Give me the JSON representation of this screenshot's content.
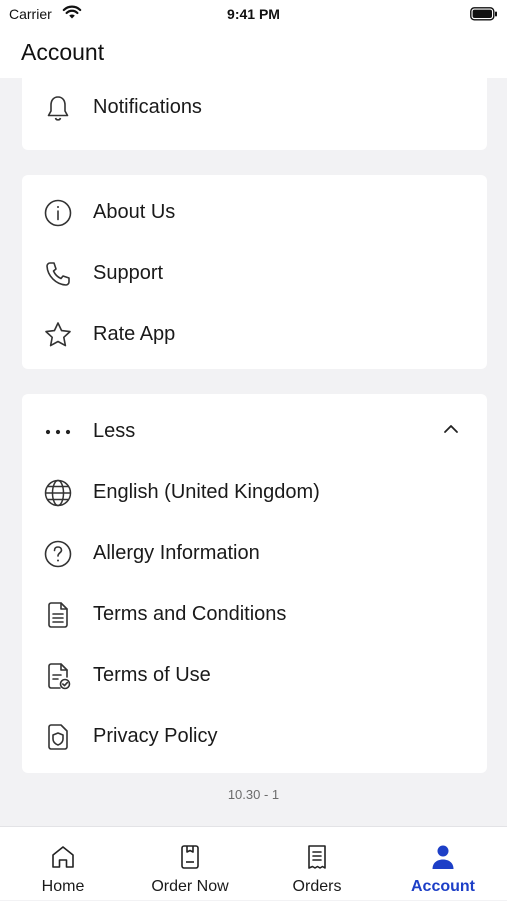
{
  "status_bar": {
    "carrier": "Carrier",
    "time": "9:41 PM"
  },
  "header": {
    "title": "Account"
  },
  "sections": {
    "notifications": {
      "label": "Notifications",
      "icon": "bell-icon"
    },
    "info": [
      {
        "label": "About Us",
        "icon": "info-icon"
      },
      {
        "label": "Support",
        "icon": "phone-icon"
      },
      {
        "label": "Rate App",
        "icon": "star-icon"
      }
    ],
    "more": {
      "toggle_label": "Less",
      "toggle_icon": "more-dots-icon",
      "expanded": true,
      "items": [
        {
          "label": "English (United Kingdom)",
          "icon": "globe-icon"
        },
        {
          "label": "Allergy Information",
          "icon": "question-icon"
        },
        {
          "label": "Terms and Conditions",
          "icon": "document-list-icon"
        },
        {
          "label": "Terms of Use",
          "icon": "document-check-icon"
        },
        {
          "label": "Privacy Policy",
          "icon": "shield-document-icon"
        }
      ]
    }
  },
  "version": "10.30 - 1",
  "tabbar": {
    "active": "Account",
    "accent_color": "#1d3fc7",
    "tabs": [
      {
        "label": "Home",
        "icon": "home-icon"
      },
      {
        "label": "Order Now",
        "icon": "order-icon"
      },
      {
        "label": "Orders",
        "icon": "receipt-icon"
      },
      {
        "label": "Account",
        "icon": "person-icon"
      }
    ]
  }
}
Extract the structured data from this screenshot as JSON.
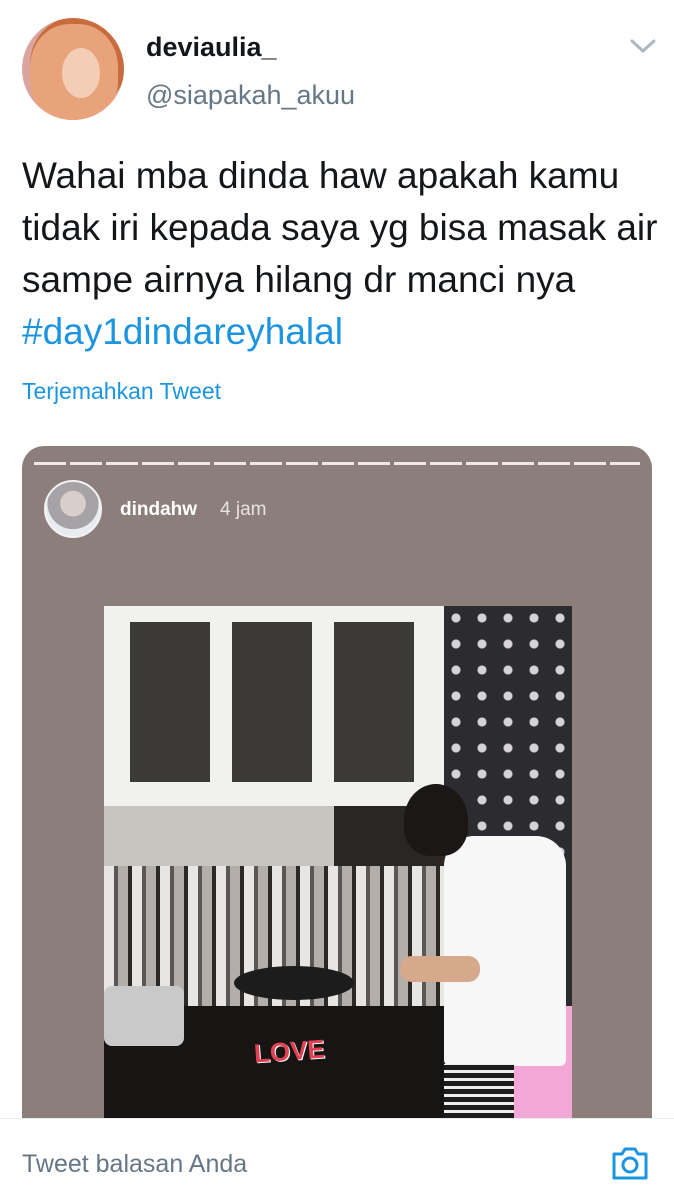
{
  "tweet": {
    "display_name": "deviaulia_",
    "handle": "@siapakah_akuu",
    "text": "Wahai mba dinda haw apakah kamu tidak iri kepada saya yg bisa masak air sampe airnya hilang dr manci nya",
    "hashtag": "#day1dindareyhalal",
    "translate_label": "Terjemahkan Tweet"
  },
  "story": {
    "username": "dindahw",
    "time": "4 jam",
    "sticker": "LOVE"
  },
  "reply": {
    "placeholder": "Tweet balasan Anda"
  },
  "colors": {
    "link": "#1b95e0",
    "secondary_text": "#657786",
    "story_background": "#8c7f7b"
  },
  "icons": {
    "caret": "chevron-down-icon",
    "camera": "camera-icon"
  }
}
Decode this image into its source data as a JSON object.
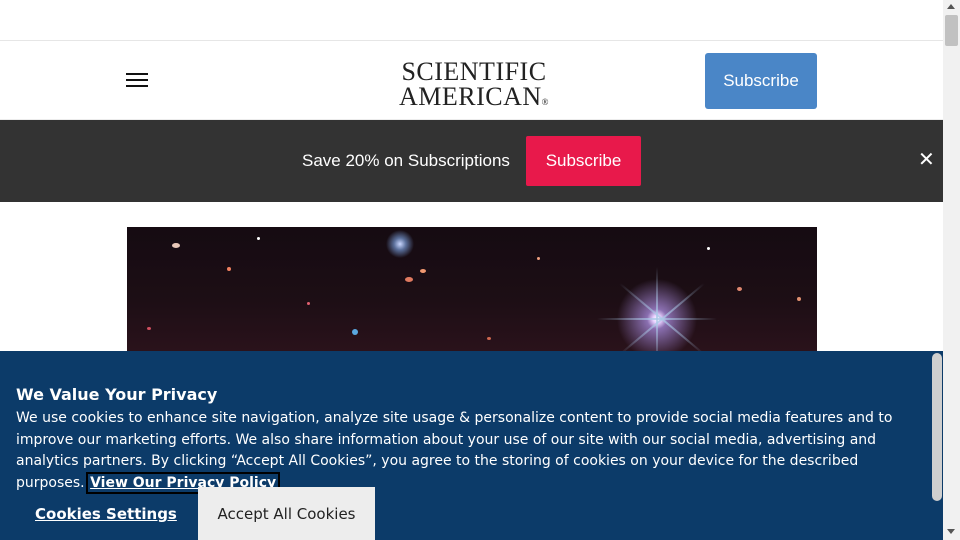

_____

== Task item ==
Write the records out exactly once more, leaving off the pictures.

== Task solution ==
Give me the JSON representation of this screenshot's content.
{
  "status_bar": {
    "carrier": "Carrier",
    "time": "9:41 PM"
  },
  "header": {
    "title": "Account"
  },
  "sections": {
    "notifications": {
      "label": "Notifications",
      "icon": "bell-icon"
    },
    "info": [
      {
        "label": "About Us",
        "icon": "info-icon"
      },
      {
        "label": "Support",
        "icon": "phone-icon"
      },
      {
        "label": "Rate App",
        "icon": "star-icon"
      }
    ],
    "more": {
      "toggle_label": "Less",
      "toggle_icon": "more-dots-icon",
      "expanded": true,
      "items": [
        {
          "label": "English (United Kingdom)",
          "icon": "globe-icon"
        },
        {
          "label": "Allergy Information",
          "icon": "question-icon"
        },
        {
          "label": "Terms and Conditions",
          "icon": "document-list-icon"
        },
        {
          "label": "Terms of Use",
          "icon": "document-check-icon"
        },
        {
          "label": "Privacy Policy",
          "icon": "shield-document-icon"
        }
      ]
    }
  },
  "version": "10.30 - 1",
  "tabbar": {
    "active": "Account",
    "accent_color": "#1d3fc7",
    "tabs": [
      {
        "label": "Home",
        "icon": "home-icon"
      },
      {
        "label": "Order Now",
        "icon": "order-icon"
      },
      {
        "label": "Orders",
        "icon": "receipt-icon"
      },
      {
        "label": "Account",
        "icon": "person-icon"
      }
    ]
  }
}
Extract the structured data from this screenshot as JSON.
{
  "tweet": {
    "display_name": "deviaulia_",
    "handle": "@siapakah_akuu",
    "text": "Wahai mba dinda haw apakah kamu tidak iri kepada saya yg bisa masak air sampe airnya hilang dr manci nya",
    "hashtag": "#day1dindareyhalal",
    "translate_label": "Terjemahkan Tweet"
  },
  "story": {
    "username": "dindahw",
    "time": "4 jam",
    "sticker": "LOVE"
  },
  "reply": {
    "placeholder": "Tweet balasan Anda"
  },
  "colors": {
    "link": "#1b95e0",
    "secondary_text": "#657786",
    "story_background": "#8c7f7b"
  },
  "icons": {
    "caret": "chevron-down-icon",
    "camera": "camera-icon"
  }
}
Decode this image into its source data as a JSON object.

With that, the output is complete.